*Supplied material*

• • • • • • •

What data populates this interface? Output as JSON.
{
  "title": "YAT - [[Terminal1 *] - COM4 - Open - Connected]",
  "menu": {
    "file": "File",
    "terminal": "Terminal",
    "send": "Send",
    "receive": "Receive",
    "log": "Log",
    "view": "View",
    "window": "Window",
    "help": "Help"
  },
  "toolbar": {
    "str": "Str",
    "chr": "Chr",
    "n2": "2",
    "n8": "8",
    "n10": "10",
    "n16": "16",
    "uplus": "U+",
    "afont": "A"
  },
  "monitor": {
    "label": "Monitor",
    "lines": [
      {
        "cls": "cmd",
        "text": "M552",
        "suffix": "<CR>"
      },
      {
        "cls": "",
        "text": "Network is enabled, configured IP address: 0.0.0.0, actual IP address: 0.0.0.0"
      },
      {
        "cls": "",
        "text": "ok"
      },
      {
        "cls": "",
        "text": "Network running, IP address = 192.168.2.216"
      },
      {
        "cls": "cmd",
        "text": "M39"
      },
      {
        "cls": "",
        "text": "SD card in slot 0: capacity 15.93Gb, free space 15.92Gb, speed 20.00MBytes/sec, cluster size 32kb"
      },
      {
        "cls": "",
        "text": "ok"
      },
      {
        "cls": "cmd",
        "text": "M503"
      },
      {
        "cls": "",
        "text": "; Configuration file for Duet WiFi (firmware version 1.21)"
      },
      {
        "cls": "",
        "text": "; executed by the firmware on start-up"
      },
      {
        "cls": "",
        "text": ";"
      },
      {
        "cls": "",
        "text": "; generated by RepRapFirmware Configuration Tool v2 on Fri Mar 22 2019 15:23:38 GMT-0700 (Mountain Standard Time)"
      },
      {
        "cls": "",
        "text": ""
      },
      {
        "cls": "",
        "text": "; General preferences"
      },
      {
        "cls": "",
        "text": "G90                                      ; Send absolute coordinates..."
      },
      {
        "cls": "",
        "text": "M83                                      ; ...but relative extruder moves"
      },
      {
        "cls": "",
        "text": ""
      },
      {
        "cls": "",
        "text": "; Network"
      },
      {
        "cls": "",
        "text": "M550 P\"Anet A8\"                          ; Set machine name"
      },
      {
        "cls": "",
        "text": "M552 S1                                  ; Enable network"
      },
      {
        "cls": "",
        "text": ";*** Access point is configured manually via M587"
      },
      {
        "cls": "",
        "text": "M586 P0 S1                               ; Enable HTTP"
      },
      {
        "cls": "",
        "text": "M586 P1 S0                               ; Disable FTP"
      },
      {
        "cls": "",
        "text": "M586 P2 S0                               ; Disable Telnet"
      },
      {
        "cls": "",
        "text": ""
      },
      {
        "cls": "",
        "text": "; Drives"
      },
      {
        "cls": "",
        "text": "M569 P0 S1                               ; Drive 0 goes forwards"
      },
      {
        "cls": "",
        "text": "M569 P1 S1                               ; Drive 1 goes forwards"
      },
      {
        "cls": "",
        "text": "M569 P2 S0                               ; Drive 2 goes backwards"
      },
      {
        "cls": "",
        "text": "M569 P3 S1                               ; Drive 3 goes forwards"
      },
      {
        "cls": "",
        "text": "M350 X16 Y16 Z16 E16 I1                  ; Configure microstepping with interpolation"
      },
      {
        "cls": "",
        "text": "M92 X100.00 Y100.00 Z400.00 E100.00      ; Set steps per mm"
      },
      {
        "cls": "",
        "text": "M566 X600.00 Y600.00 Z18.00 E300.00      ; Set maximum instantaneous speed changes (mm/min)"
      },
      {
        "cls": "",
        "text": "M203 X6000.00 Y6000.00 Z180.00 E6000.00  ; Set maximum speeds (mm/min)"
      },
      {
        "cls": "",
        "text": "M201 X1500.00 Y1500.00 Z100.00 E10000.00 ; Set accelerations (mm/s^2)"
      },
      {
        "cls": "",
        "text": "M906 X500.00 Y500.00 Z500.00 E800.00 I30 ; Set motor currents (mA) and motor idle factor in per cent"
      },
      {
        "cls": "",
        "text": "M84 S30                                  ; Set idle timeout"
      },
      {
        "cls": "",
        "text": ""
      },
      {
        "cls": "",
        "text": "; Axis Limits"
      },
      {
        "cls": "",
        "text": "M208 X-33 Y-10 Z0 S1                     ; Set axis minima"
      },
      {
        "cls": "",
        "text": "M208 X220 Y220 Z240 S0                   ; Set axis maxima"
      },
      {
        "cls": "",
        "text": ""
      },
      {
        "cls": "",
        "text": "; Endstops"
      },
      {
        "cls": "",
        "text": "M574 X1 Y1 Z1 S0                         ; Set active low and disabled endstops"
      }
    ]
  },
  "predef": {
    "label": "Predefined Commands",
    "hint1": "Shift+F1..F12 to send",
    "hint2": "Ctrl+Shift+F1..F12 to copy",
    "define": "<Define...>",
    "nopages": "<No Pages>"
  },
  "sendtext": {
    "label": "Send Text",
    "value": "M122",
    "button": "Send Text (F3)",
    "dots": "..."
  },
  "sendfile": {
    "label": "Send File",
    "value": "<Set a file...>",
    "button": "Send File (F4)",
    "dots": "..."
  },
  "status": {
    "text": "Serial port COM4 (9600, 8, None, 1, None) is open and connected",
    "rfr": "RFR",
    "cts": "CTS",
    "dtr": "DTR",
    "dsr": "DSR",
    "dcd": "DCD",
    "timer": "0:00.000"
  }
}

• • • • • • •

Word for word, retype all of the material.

What data populates this interface? Output as JSON.
{
  "title": "YAT - [[Terminal1 *] - COM4 - Open - Connected]",
  "menu": {
    "file": "File",
    "terminal": "Terminal",
    "send": "Send",
    "receive": "Receive",
    "log": "Log",
    "view": "View",
    "window": "Window",
    "help": "Help"
  },
  "toolbar": {
    "str": "Str",
    "chr": "Chr",
    "n2": "2",
    "n8": "8",
    "n10": "10",
    "n16": "16",
    "uplus": "U+",
    "afont": "A"
  },
  "monitor": {
    "label": "Monitor",
    "lines": [
      {
        "cls": "cmd",
        "text": "M552",
        "suffix": "<CR>"
      },
      {
        "cls": "",
        "text": "Network is enabled, configured IP address: 0.0.0.0, actual IP address: 0.0.0.0"
      },
      {
        "cls": "",
        "text": "ok"
      },
      {
        "cls": "",
        "text": "Network running, IP address = 192.168.2.216"
      },
      {
        "cls": "cmd",
        "text": "M39"
      },
      {
        "cls": "",
        "text": "SD card in slot 0: capacity 15.93Gb, free space 15.92Gb, speed 20.00MBytes/sec, cluster size 32kb"
      },
      {
        "cls": "",
        "text": "ok"
      },
      {
        "cls": "cmd",
        "text": "M503"
      },
      {
        "cls": "",
        "text": "; Configuration file for Duet WiFi (firmware version 1.21)"
      },
      {
        "cls": "",
        "text": "; executed by the firmware on start-up"
      },
      {
        "cls": "",
        "text": ";"
      },
      {
        "cls": "",
        "text": "; generated by RepRapFirmware Configuration Tool v2 on Fri Mar 22 2019 15:23:38 GMT-0700 (Mountain Standard Time)"
      },
      {
        "cls": "",
        "text": ""
      },
      {
        "cls": "",
        "text": "; General preferences"
      },
      {
        "cls": "",
        "text": "G90                                      ; Send absolute coordinates..."
      },
      {
        "cls": "",
        "text": "M83                                      ; ...but relative extruder moves"
      },
      {
        "cls": "",
        "text": ""
      },
      {
        "cls": "",
        "text": "; Network"
      },
      {
        "cls": "",
        "text": "M550 P\"Anet A8\"                          ; Set machine name"
      },
      {
        "cls": "",
        "text": "M552 S1                                  ; Enable network"
      },
      {
        "cls": "",
        "text": ";*** Access point is configured manually via M587"
      },
      {
        "cls": "",
        "text": "M586 P0 S1                               ; Enable HTTP"
      },
      {
        "cls": "",
        "text": "M586 P1 S0                               ; Disable FTP"
      },
      {
        "cls": "",
        "text": "M586 P2 S0                               ; Disable Telnet"
      },
      {
        "cls": "",
        "text": ""
      },
      {
        "cls": "",
        "text": "; Drives"
      },
      {
        "cls": "",
        "text": "M569 P0 S1                               ; Drive 0 goes forwards"
      },
      {
        "cls": "",
        "text": "M569 P1 S1                               ; Drive 1 goes forwards"
      },
      {
        "cls": "",
        "text": "M569 P2 S0                               ; Drive 2 goes backwards"
      },
      {
        "cls": "",
        "text": "M569 P3 S1                               ; Drive 3 goes forwards"
      },
      {
        "cls": "",
        "text": "M350 X16 Y16 Z16 E16 I1                  ; Configure microstepping with interpolation"
      },
      {
        "cls": "",
        "text": "M92 X100.00 Y100.00 Z400.00 E100.00      ; Set steps per mm"
      },
      {
        "cls": "",
        "text": "M566 X600.00 Y600.00 Z18.00 E300.00      ; Set maximum instantaneous speed changes (mm/min)"
      },
      {
        "cls": "",
        "text": "M203 X6000.00 Y6000.00 Z180.00 E6000.00  ; Set maximum speeds (mm/min)"
      },
      {
        "cls": "",
        "text": "M201 X1500.00 Y1500.00 Z100.00 E10000.00 ; Set accelerations (mm/s^2)"
      },
      {
        "cls": "",
        "text": "M906 X500.00 Y500.00 Z500.00 E800.00 I30 ; Set motor currents (mA) and motor idle factor in per cent"
      },
      {
        "cls": "",
        "text": "M84 S30                                  ; Set idle timeout"
      },
      {
        "cls": "",
        "text": ""
      },
      {
        "cls": "",
        "text": "; Axis Limits"
      },
      {
        "cls": "",
        "text": "M208 X-33 Y-10 Z0 S1                     ; Set axis minima"
      },
      {
        "cls": "",
        "text": "M208 X220 Y220 Z240 S0                   ; Set axis maxima"
      },
      {
        "cls": "",
        "text": ""
      },
      {
        "cls": "",
        "text": "; Endstops"
      },
      {
        "cls": "",
        "text": "M574 X1 Y1 Z1 S0                         ; Set active low and disabled endstops"
      }
    ]
  },
  "predef": {
    "label": "Predefined Commands",
    "hint1": "Shift+F1..F12 to send",
    "hint2": "Ctrl+Shift+F1..F12 to copy",
    "define": "<Define...>",
    "nopages": "<No Pages>"
  },
  "sendtext": {
    "label": "Send Text",
    "value": "M122",
    "button": "Send Text (F3)",
    "dots": "..."
  },
  "sendfile": {
    "label": "Send File",
    "value": "<Set a file...>",
    "button": "Send File (F4)",
    "dots": "..."
  },
  "status": {
    "text": "Serial port COM4 (9600, 8, None, 1, None) is open and connected",
    "rfr": "RFR",
    "cts": "CTS",
    "dtr": "DTR",
    "dsr": "DSR",
    "dcd": "DCD",
    "timer": "0:00.000"
  }
}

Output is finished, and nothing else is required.